**Activity**
Wherever the word "JSON" shows up in the data, report the line it sits in.

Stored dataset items
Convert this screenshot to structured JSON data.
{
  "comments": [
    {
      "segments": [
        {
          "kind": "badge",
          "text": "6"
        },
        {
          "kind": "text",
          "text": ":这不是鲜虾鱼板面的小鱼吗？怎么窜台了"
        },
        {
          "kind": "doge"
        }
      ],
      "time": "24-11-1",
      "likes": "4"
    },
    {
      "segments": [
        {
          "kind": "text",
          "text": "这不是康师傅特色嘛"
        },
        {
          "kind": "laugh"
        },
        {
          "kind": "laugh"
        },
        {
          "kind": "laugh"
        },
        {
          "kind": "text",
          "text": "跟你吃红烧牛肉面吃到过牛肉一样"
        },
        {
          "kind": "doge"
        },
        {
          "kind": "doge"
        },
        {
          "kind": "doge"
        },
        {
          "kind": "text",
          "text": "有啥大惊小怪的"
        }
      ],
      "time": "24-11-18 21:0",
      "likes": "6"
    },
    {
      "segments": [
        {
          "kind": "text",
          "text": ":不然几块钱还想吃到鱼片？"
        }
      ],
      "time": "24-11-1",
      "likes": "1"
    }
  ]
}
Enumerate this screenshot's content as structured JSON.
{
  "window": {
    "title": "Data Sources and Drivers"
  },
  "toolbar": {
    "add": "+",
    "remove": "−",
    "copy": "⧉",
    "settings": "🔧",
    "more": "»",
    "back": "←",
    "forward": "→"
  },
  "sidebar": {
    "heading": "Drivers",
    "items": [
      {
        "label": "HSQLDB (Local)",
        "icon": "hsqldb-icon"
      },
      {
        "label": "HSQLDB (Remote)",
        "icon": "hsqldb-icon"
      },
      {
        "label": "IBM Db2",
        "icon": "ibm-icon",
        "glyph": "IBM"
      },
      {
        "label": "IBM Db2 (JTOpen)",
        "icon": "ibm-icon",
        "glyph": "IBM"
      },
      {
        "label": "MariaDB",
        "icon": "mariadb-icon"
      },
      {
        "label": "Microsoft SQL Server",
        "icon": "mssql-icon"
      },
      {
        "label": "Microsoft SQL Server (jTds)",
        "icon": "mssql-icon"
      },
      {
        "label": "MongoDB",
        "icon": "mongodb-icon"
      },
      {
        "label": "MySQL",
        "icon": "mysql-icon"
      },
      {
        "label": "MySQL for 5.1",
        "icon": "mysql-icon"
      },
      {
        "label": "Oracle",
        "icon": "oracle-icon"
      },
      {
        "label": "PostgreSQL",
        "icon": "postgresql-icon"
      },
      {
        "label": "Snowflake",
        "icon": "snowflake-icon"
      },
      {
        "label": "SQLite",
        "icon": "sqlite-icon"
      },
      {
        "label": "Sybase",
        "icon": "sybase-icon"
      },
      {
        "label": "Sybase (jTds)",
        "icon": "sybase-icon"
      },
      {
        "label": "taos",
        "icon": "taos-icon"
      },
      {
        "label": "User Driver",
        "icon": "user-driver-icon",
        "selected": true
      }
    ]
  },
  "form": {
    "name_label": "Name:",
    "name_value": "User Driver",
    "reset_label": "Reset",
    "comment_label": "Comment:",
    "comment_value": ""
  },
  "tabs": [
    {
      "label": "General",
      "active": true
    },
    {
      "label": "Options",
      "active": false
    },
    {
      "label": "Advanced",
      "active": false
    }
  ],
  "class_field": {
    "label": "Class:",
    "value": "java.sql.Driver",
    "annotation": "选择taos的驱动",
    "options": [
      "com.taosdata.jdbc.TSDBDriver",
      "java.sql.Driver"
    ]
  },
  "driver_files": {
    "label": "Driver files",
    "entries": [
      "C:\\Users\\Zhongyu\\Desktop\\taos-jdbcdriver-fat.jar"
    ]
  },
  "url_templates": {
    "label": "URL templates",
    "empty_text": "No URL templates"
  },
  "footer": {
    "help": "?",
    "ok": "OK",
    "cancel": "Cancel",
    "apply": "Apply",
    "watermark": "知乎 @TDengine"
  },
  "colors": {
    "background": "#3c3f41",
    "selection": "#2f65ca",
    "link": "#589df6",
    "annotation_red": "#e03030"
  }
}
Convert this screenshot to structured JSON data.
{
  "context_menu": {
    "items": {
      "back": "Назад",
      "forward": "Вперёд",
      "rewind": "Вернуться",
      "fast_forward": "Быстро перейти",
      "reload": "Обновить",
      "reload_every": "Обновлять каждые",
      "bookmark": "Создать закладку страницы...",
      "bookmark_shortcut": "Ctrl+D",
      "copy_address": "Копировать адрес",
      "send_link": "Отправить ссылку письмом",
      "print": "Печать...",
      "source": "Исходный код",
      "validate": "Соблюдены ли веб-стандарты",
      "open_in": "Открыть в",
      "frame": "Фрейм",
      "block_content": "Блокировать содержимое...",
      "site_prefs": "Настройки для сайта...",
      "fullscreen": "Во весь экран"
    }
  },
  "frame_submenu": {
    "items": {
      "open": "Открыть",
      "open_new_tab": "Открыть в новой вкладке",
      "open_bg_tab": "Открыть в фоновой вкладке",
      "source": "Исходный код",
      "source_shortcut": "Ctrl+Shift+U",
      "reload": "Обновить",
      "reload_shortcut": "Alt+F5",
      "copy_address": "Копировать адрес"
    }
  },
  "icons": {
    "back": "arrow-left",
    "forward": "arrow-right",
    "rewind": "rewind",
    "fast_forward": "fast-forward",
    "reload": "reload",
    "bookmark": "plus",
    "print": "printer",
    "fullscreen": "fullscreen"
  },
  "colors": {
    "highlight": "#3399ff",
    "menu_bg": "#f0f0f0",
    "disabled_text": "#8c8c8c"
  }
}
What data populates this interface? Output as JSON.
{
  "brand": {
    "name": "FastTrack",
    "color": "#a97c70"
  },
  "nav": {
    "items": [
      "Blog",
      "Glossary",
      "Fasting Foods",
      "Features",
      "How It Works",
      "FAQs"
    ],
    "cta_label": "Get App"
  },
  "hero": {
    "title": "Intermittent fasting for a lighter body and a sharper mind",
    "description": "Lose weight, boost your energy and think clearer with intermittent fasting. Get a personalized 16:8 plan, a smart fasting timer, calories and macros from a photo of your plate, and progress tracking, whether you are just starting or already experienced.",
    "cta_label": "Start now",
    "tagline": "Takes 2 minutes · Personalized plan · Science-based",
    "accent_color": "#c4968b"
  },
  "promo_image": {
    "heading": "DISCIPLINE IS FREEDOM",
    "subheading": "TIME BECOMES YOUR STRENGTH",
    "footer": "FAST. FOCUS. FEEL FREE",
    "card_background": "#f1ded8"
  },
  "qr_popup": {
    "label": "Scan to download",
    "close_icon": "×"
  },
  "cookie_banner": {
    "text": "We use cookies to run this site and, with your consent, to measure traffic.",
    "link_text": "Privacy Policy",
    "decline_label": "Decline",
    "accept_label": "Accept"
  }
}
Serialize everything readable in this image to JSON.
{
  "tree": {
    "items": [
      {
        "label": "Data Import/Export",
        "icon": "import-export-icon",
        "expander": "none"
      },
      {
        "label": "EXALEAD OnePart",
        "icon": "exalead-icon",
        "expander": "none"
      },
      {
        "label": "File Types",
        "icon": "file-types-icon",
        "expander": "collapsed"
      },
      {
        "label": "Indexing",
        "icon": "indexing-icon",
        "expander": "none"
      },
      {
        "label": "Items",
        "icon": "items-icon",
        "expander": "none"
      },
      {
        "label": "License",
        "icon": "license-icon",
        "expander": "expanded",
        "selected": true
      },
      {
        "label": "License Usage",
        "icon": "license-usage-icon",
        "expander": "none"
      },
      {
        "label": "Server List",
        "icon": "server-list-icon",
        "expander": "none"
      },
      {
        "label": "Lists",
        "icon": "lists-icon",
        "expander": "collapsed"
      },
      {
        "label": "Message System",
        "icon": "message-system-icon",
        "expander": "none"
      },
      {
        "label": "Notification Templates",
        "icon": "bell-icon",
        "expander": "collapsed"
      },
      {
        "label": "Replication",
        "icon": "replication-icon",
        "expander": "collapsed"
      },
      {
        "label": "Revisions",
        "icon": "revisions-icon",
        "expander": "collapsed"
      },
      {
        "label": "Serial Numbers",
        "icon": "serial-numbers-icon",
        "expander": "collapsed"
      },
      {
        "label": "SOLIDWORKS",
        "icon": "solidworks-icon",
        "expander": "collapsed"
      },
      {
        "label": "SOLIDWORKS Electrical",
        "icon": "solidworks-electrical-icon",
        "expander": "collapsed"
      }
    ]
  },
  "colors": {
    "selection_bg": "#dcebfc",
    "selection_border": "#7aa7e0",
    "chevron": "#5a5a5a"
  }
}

**Exercise solution**
Convert this screenshot to structured JSON data.
Enumerate this screenshot's content as structured JSON.
Convert this screenshot to structured JSON data.
What data populates this interface? Output as JSON.
Serialize everything readable in this image to JSON.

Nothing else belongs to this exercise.